> [TASK ITEM] What lines of the data include the string "price"? Copy them all.

Start of STUDY MATERIAL

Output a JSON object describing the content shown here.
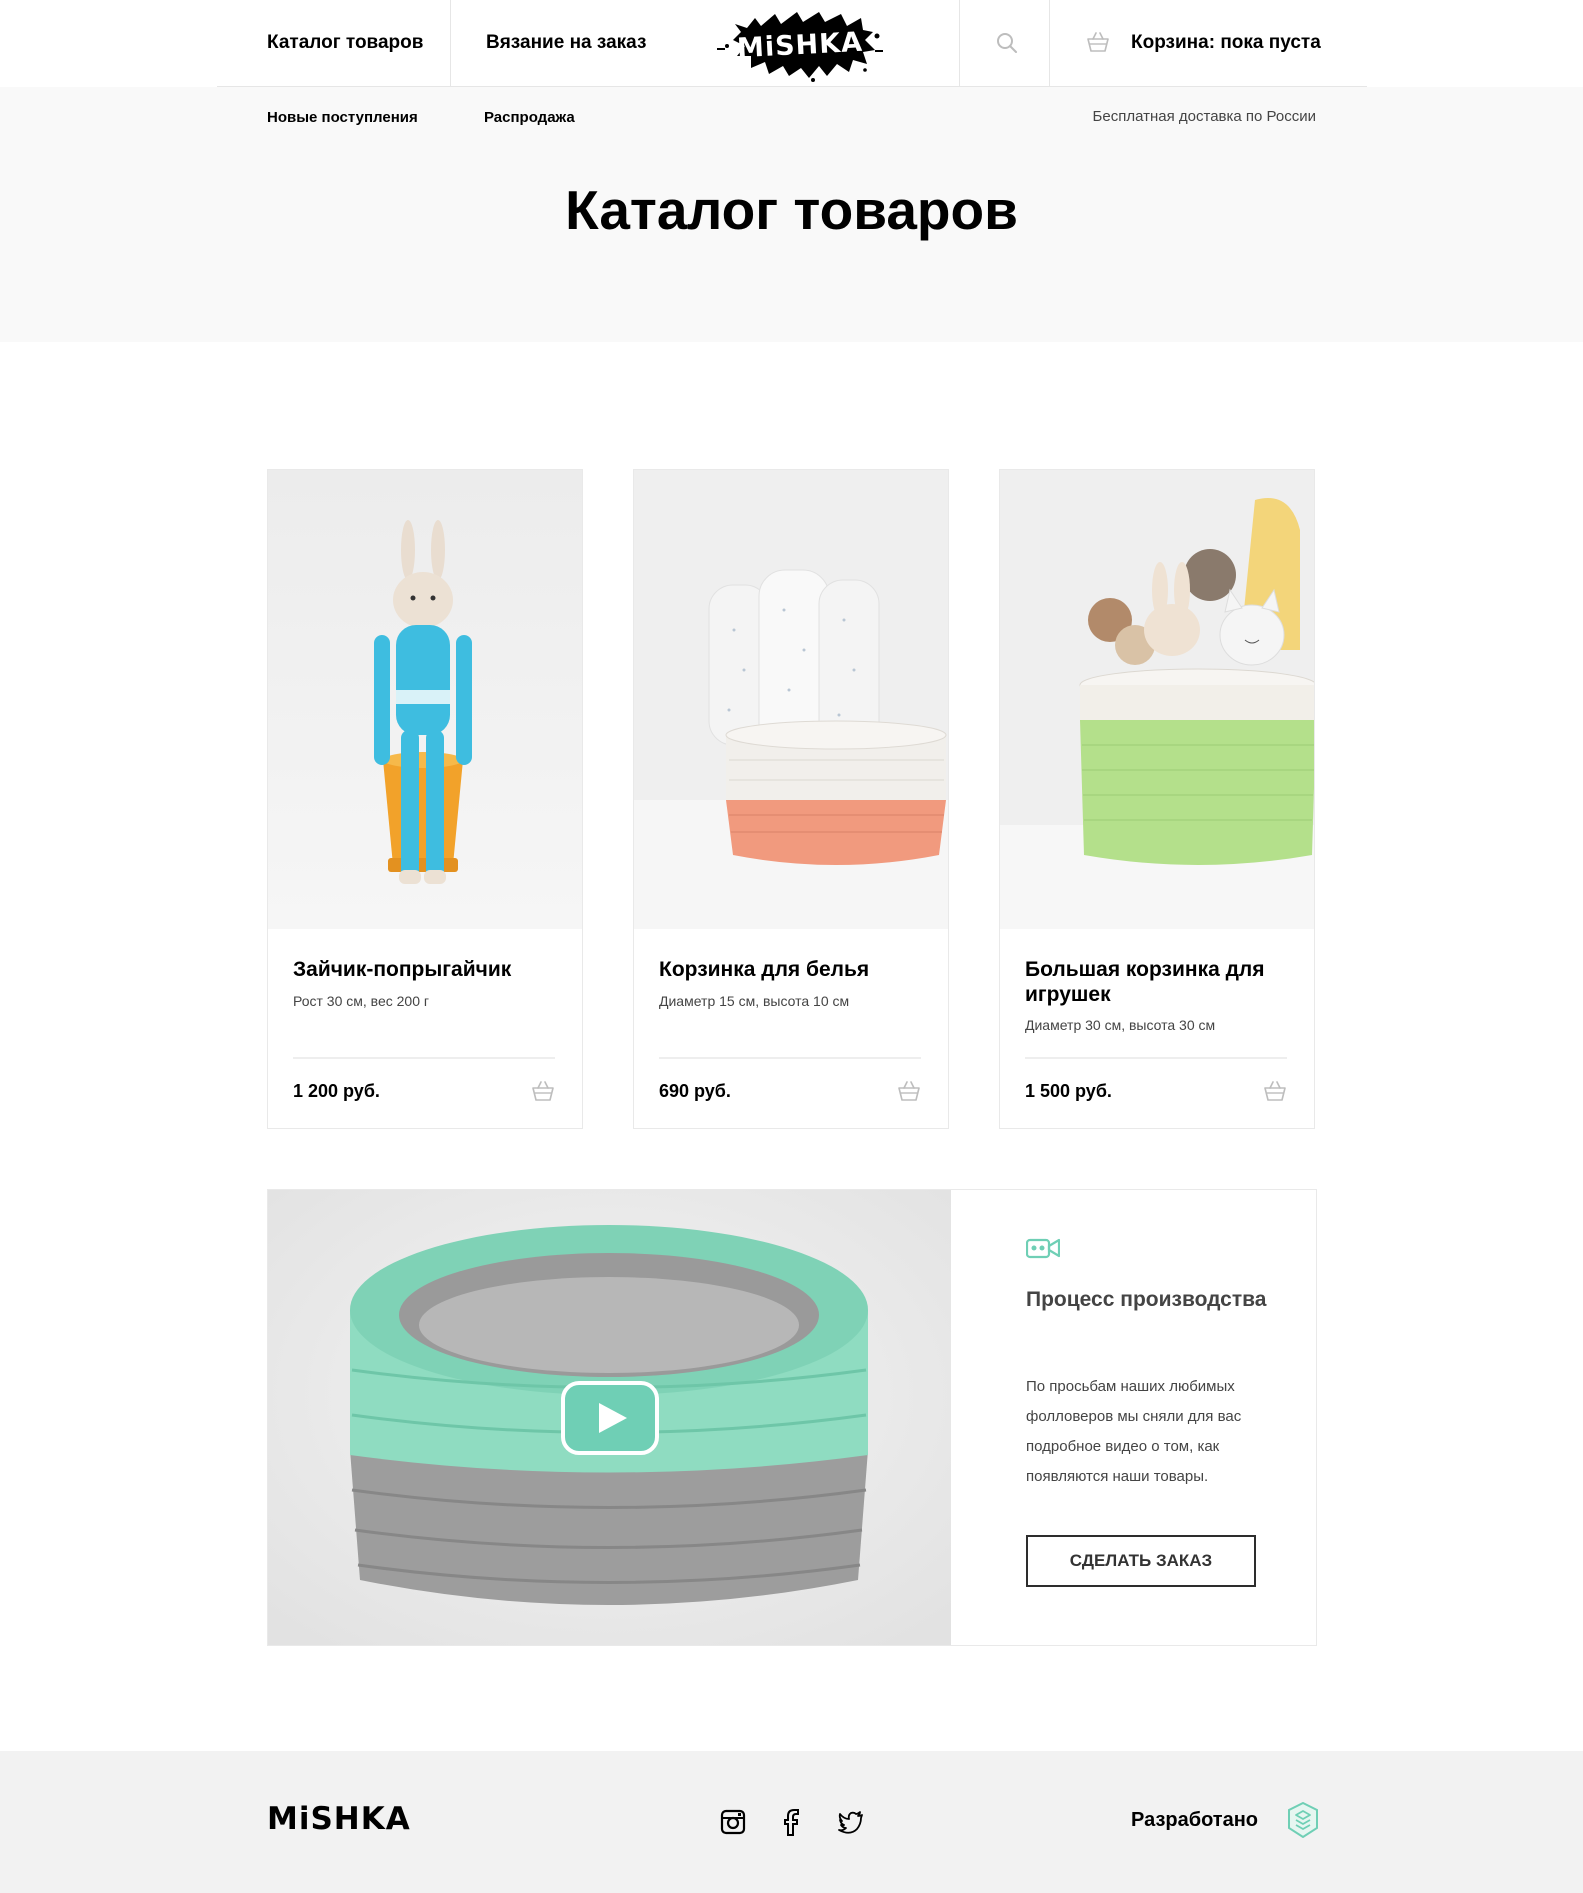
{
  "header": {
    "nav_catalog": "Каталог товаров",
    "nav_knitting": "Вязание на заказ",
    "logo_text": "MiSHKA",
    "cart_label": "Корзина: пока пуста"
  },
  "subnav": {
    "new_arrivals": "Новые поступления",
    "sale": "Распродажа",
    "delivery": "Бесплатная доставка по России"
  },
  "page": {
    "title": "Каталог товаров"
  },
  "products": [
    {
      "title": "Зайчик-попрыгайчик",
      "desc": "Рост 30 см, вес 200 г",
      "price": "1 200 руб."
    },
    {
      "title": "Корзинка для белья",
      "desc": "Диаметр 15 см, высота 10 см",
      "price": "690 руб."
    },
    {
      "title": "Большая корзинка для игрушек",
      "desc": "Диаметр 30 см, высота 30 см",
      "price": "1 500 руб."
    }
  ],
  "video": {
    "title": "Процесс производства",
    "text": "По просьбам наших любимых фолловеров мы сняли для вас подробное видео о том, как появляются наши товары.",
    "button": "Сделать заказ"
  },
  "footer": {
    "logo_text": "MiSHKA",
    "developed_by": "Разработано"
  },
  "colors": {
    "accent": "#6fcfb5",
    "text": "#000000",
    "muted": "#444444",
    "footer_bg": "#f2f2f2",
    "hero_bg": "#f9f9f9"
  }
}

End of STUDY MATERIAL

> [OUTPUT FOR THIS TASK]
      "price": "1 200 руб."
      "price": "690 руб."
      "price": "1 500 руб."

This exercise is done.